  5. Ignoring body language: Your body language can convey confidence or nervousness to your audience. Stand up straight, use some gestures to emphasize points, and avoid fidgeting or pacing. Do a web search for a speaker on your same topic and take note of what you pick up from their body language and delivery style. What do you want to adapt or avoid?
speaking to large crowds

Megan F. Salch presents at luncheon at Norris Conference Centers – CityCentre

Securing Speaking Engagements
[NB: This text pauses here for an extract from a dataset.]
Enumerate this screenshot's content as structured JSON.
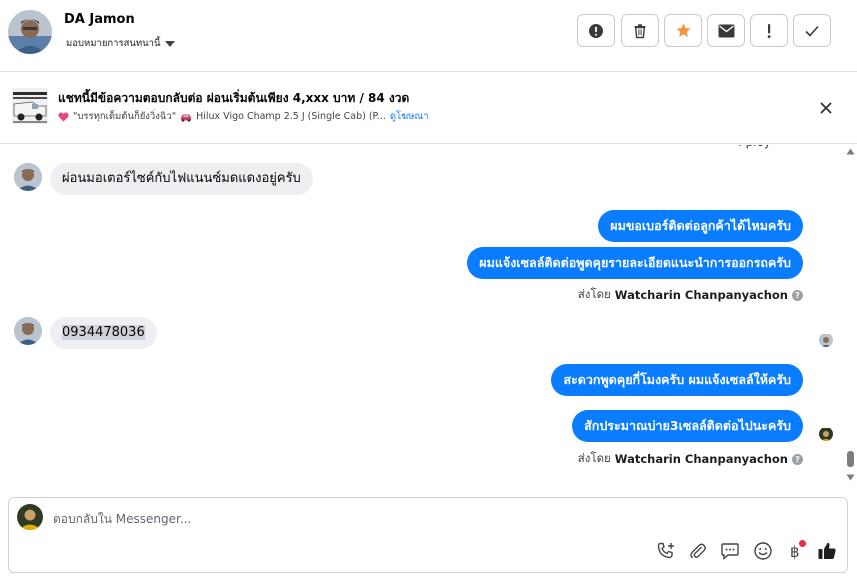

So you’ve prepared for speaking opportunities and have perhaps even delivered some presentations on a smaller scale. How can you go about creating a list of organizations that will engage you? First, identify your target audience and determine the type of organizations that would be interested in your speaking topics and expertise. Are there professional associations aligned with that topic or industry? Research these organizations using online resources, such as industry associations, directories, and social media. Attending events and conferences in your field opens you to many speaking gigs. Event planners often book speakers 6-12 months in advance so attending a conference this year can be indicative of what next year’s event will look like and even give you insight into who is doing the planning.

Ask friends and colleagues for referrals and introductions to organizations that might be interested in your speaking services. You may be surprised at who they know or fresh ideas they can offer.

Public speaking is an important skill for professionals for several reasons. For instance, effective public speaking can help professionals stand out in their field, demonstrate their expertise, and advance their careers. It’s also a key leadership skill, helping to communicate their vision, inspire others, and lead teams effectively.

As we covered earlier, public speaking provides opportunities for professionals to expand their network, meet new people, and form valuable connections. Additionally, it’s a good tool for personal development as it builds confidence, improves communication skills, and even helps overcome fears.


Above: Kari Werner, president of the Houston West Chamber, and Megan F. Salch, president of Tell Your Tale Marketing, present


The best time of year to pitch a public speaker can vary depending on the industry and the event calendar. Many industries have peak seasons for conferences and events, and it can be beneficial to pitch a public speaker several months in advance of these busy periods. Additionally, some organizations greatly reduce the number of events they host in the summer when many are traveling. Still, you can get started at any point to develop a busy speaker schedule in the future.

Of course, you can always rely on Tell Your Tale Marketing to create your speaker portfolio, spruce up your slides or presentation materials and pitch you as an dynamic presenter. Contact us today for more information.